It’s been a bumpy journey for downloadable content in video games. From a rocky start with AMAZING horse armour in the Elder Scrolls through to more substantial content such as the ground-breaking expansions of The Witcher III, DLC is a lot healthier for the long-term prospects of a video game than ever before.
Sure there’s a lot of fluff out there, but the market is doing pretty well all things considered. People are hungry for more content in their games, or are more than happy to splash out a few bucks on cosmetic goods. Digital content which isn’t just on the rise, but is also shaping the profits of the entire industry. “Consumers are becoming more comfortable buying games digitally, pushing the share of full game revenue ($4.03B) past additional content ($4.0B) for the first time next year,” the latest Superdata revealed.
Successful publishers like EA and Activision Blizzard are catering their digital strategies to their games’ unique user bases and game types.
It’s hard not to see evidence of this shift lately. Cosmetic DLC appears to be a surefire winner, albeit if it happens to be made available in a manner that isn’t overzealous in its approach…right, Evolve? Games are also evolving, becoming less of a product that’s done in one sitting a week after launch and are now instead becoming platforms for more content to be layered onto.

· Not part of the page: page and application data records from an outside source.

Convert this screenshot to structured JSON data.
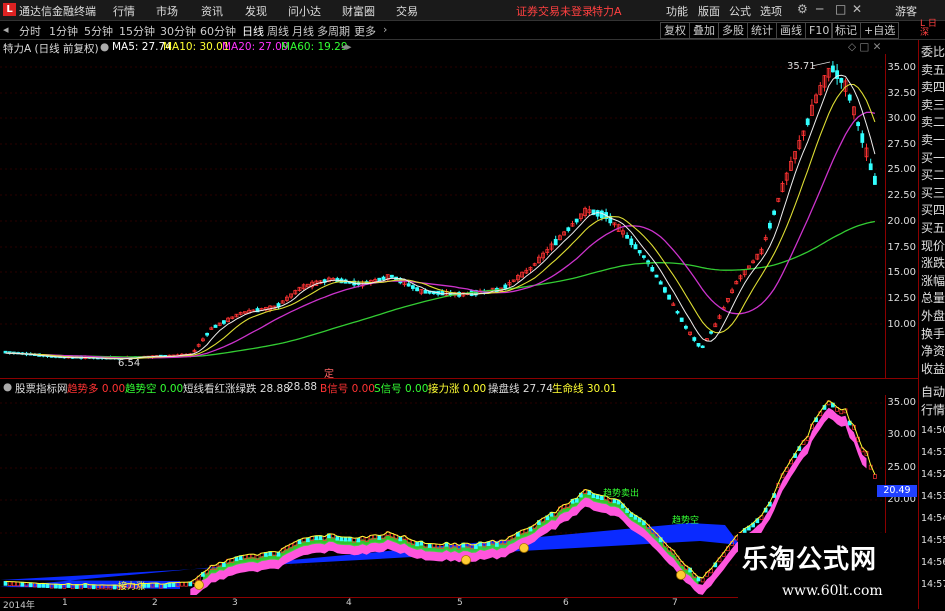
{
  "titlebar": {
    "logo": "L",
    "app_title": "通达信金融终端",
    "menus": [
      "行情",
      "市场",
      "资讯",
      "发现",
      "问小达",
      "财富圈",
      "交易"
    ],
    "warning": "证券交易未登录",
    "stock_title": "特力A",
    "right_menus": [
      "功能",
      "版面",
      "公式",
      "选项"
    ],
    "user": "游客"
  },
  "toolbar": {
    "periods": [
      "分时",
      "1分钟",
      "5分钟",
      "15分钟",
      "30分钟",
      "60分钟",
      "日线",
      "周线",
      "月线",
      "多周期",
      "更多"
    ],
    "active_period": "日线",
    "right_buttons": [
      "复权",
      "叠加",
      "多股",
      "统计",
      "画线",
      "F10",
      "标记",
      "+自选"
    ],
    "corner": "L 日 深"
  },
  "infobar": {
    "stock": "特力A (日线 前复权)",
    "ma5": "MA5: 27.74",
    "ma10": "MA10: 30.01",
    "ma20": "MA20: 27.09",
    "ma60": "MA60: 19.29"
  },
  "main_chart": {
    "y_ticks": [
      "35.00",
      "32.50",
      "30.00",
      "27.50",
      "25.00",
      "22.50",
      "20.00",
      "17.50",
      "15.00",
      "12.50",
      "10.00"
    ],
    "high_label": "35.71",
    "low_label": "6.54",
    "marker": "定"
  },
  "sub_info": {
    "name": "股票指标网",
    "items": [
      {
        "label": "趋势多",
        "value": "0.00",
        "color": "#ff3333"
      },
      {
        "label": "趋势空",
        "value": "0.00",
        "color": "#33ff33"
      },
      {
        "label": "短线看红涨绿跌",
        "value": "28.88",
        "color": "#dddddd"
      },
      {
        "label": "",
        "value": "28.88",
        "color": "#dddddd"
      },
      {
        "label": "B信号",
        "value": "0.00",
        "color": "#ff3333"
      },
      {
        "label": "S信号",
        "value": "0.00",
        "color": "#33ff33"
      },
      {
        "label": "接力涨",
        "value": "0.00",
        "color": "#ffff33"
      },
      {
        "label": "操盘线",
        "value": "27.74",
        "color": "#dddddd"
      },
      {
        "label": "生命线",
        "value": "30.01",
        "color": "#ffff33"
      }
    ]
  },
  "sub_chart": {
    "y_ticks": [
      "35.00",
      "30.00",
      "25.00",
      "20.00"
    ],
    "current_value": "20.49",
    "annotations": [
      "趋势空",
      "接力涨",
      "趋势卖出"
    ],
    "time_labels": [
      "14:50",
      "14:51",
      "14:52",
      "14:53",
      "14:54",
      "14:55",
      "14:56",
      "14:57"
    ]
  },
  "right_panel": [
    "委比",
    "卖五",
    "卖四",
    "卖三",
    "卖二",
    "卖一",
    "买一",
    "买二",
    "买三",
    "买四",
    "买五",
    "现价",
    "涨跌",
    "涨幅",
    "总量",
    "外盘",
    "换手",
    "净资",
    "收益",
    "自动",
    "行情"
  ],
  "date_axis": [
    "2014年",
    "1",
    "2",
    "3",
    "4",
    "5",
    "6",
    "7"
  ],
  "watermark": {
    "title": "乐淘公式网",
    "url": "www.60lt.com"
  },
  "colors": {
    "ma5": "#ffffff",
    "ma10": "#ffff33",
    "ma20": "#ff33ff",
    "ma60": "#33ff33",
    "up": "#ff3333",
    "down": "#33ffff",
    "border": "#8b0000"
  }
}
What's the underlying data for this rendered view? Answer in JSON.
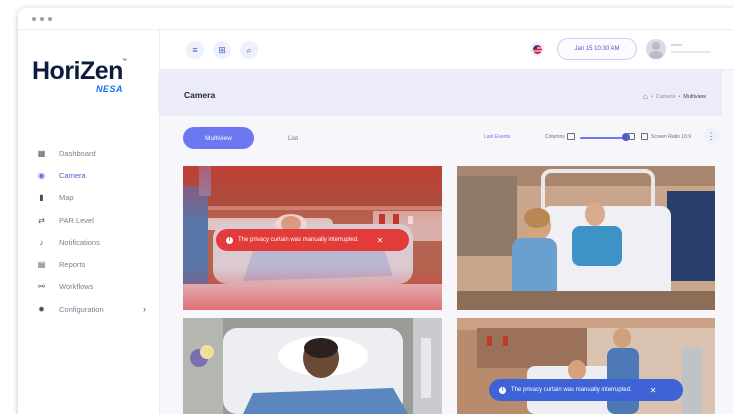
{
  "brand": {
    "name": "HoriZen",
    "sub": "NESA",
    "tm": "™"
  },
  "sidebar": {
    "items": [
      {
        "label": "Dashboard",
        "icon": "dashboard-icon",
        "glyph": "▦",
        "active": false
      },
      {
        "label": "Camera",
        "icon": "camera-icon",
        "glyph": "◉",
        "active": true
      },
      {
        "label": "Map",
        "icon": "map-icon",
        "glyph": "▮",
        "active": false
      },
      {
        "label": "PAR Level",
        "icon": "par-level-icon",
        "glyph": "⇄",
        "active": false
      },
      {
        "label": "Notifications",
        "icon": "bell-icon",
        "glyph": "♪",
        "active": false
      },
      {
        "label": "Reports",
        "icon": "reports-icon",
        "glyph": "▤",
        "active": false
      },
      {
        "label": "Workflows",
        "icon": "workflows-icon",
        "glyph": "⚯",
        "active": false
      },
      {
        "label": "Configuration",
        "icon": "gear-icon",
        "glyph": "✹",
        "active": false,
        "chevron": "›"
      }
    ]
  },
  "topbar": {
    "menu_glyph": "≡",
    "grid_glyph": "⊞",
    "search_glyph": "⌕",
    "date": "Jan 15 10:30 AM",
    "user_name": "Admin"
  },
  "page": {
    "title": "Camera",
    "breadcrumb": [
      "Camera",
      "Multiview"
    ],
    "breadcrumb_sep": "•",
    "home_glyph": "⌂"
  },
  "toolbar": {
    "tabs": [
      {
        "label": "Multiview",
        "active": true
      },
      {
        "label": "List",
        "active": false
      }
    ],
    "last_events": "Last Events",
    "columns_label": "Columns",
    "columns_value": 0.85,
    "ratio_label": "Screen Ratio 16:9",
    "more_glyph": "⋮"
  },
  "alerts": [
    {
      "text": "The privacy curtain was manually interrupted.",
      "info": "i",
      "close": "✕",
      "color": "#e33a3a"
    },
    {
      "text": "The privacy curtain was manually interrupted.",
      "info": "i",
      "close": "✕",
      "color": "#3d63d6"
    }
  ],
  "colors": {
    "accent": "#6b78f2",
    "alert_red": "#e33a3a",
    "alert_blue": "#3d63d6"
  }
}
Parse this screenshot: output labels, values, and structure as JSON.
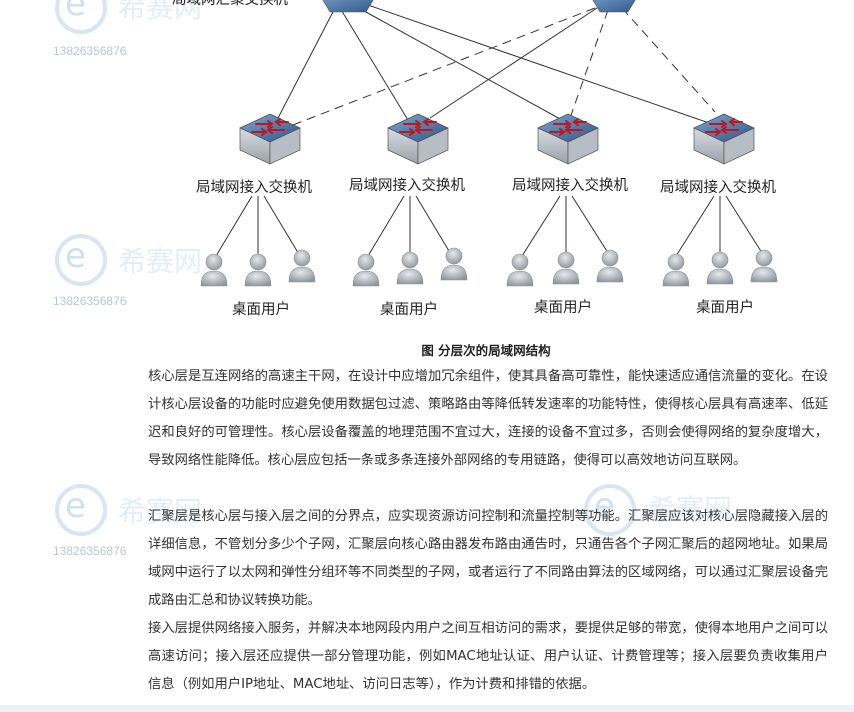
{
  "watermark": {
    "phone": "13826356876",
    "brand": "希赛网"
  },
  "diagram": {
    "top_label": "局域网汇聚交换机",
    "access_switch_labels": [
      "局域网接入交换机",
      "局域网接入交换机",
      "局域网接入交换机",
      "局域网接入交换机"
    ],
    "user_group_labels": [
      "桌面用户",
      "桌面用户",
      "桌面用户",
      "桌面用户"
    ],
    "caption": "图  分层次的局域网结构"
  },
  "article": {
    "paragraphs": [
      "核心层是互连网络的高速主干网，在设计中应增加冗余组件，使其具备高可靠性，能快速适应通信流量的变化。在设计核心层设备的功能时应避免使用数据包过滤、策略路由等降低转发速率的功能特性，使得核心层具有高速率、低延迟和良好的可管理性。核心层设备覆盖的地理范围不宜过大，连接的设备不宜过多，否则会使得网络的复杂度增大，导致网络性能降低。核心层应包括一条或多条连接外部网络的专用链路，使得可以高效地访问互联网。",
      "汇聚层是核心层与接入层之间的分界点，应实现资源访问控制和流量控制等功能。汇聚层应该对核心层隐藏接入层的详细信息，不管划分多少个子网，汇聚层向核心路由器发布路由通告时，只通告各个子网汇聚后的超网地址。如果局域网中运行了以太网和弹性分组环等不同类型的子网，或者运行了不同路由算法的区域网络，可以通过汇聚层设备完成路由汇总和协议转换功能。",
      "接入层提供网络接入服务，并解决本地网段内用户之间互相访问的需求，要提供足够的带宽，使得本地用户之间可以高速访问；接入层还应提供一部分管理功能，例如MAC地址认证、用户认证、计费管理等；接入层要负责收集用户信息（例如用户IP地址、MAC地址、访问日志等），作为计费和排错的依据。"
    ]
  }
}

Think Hitman, Destiny and Call of Duty. Games which know how to monetise their audiences perfectly. Rocket League is perhaps the perfect example here, as it keeps its lights on at night not by charging for gameplay content, but rather through the sale of pure vanity goods.”Indie title Rocket League ensures its longevity by keeping all its meaningful content free and monetising solely through cosmetic items,” Superdata’s report revealed.
Limited-time items give players an incentive to spend heavily during holidays and other in-game events. Esports has become a major focus for Rocket League as its developers use revenue from in-game items to fund prize pools.
You can bemoan the use of DLC in the industry as much as you want, but when the end results equals or betters the original product then you can be safe in the knowledge that digital downloadable content is here to stay for the long run. Especially when DLC profits are expected to climb from $4.1 billion this year all the way to $4.5 billion by 2022.
Last Updated: August 3, 2017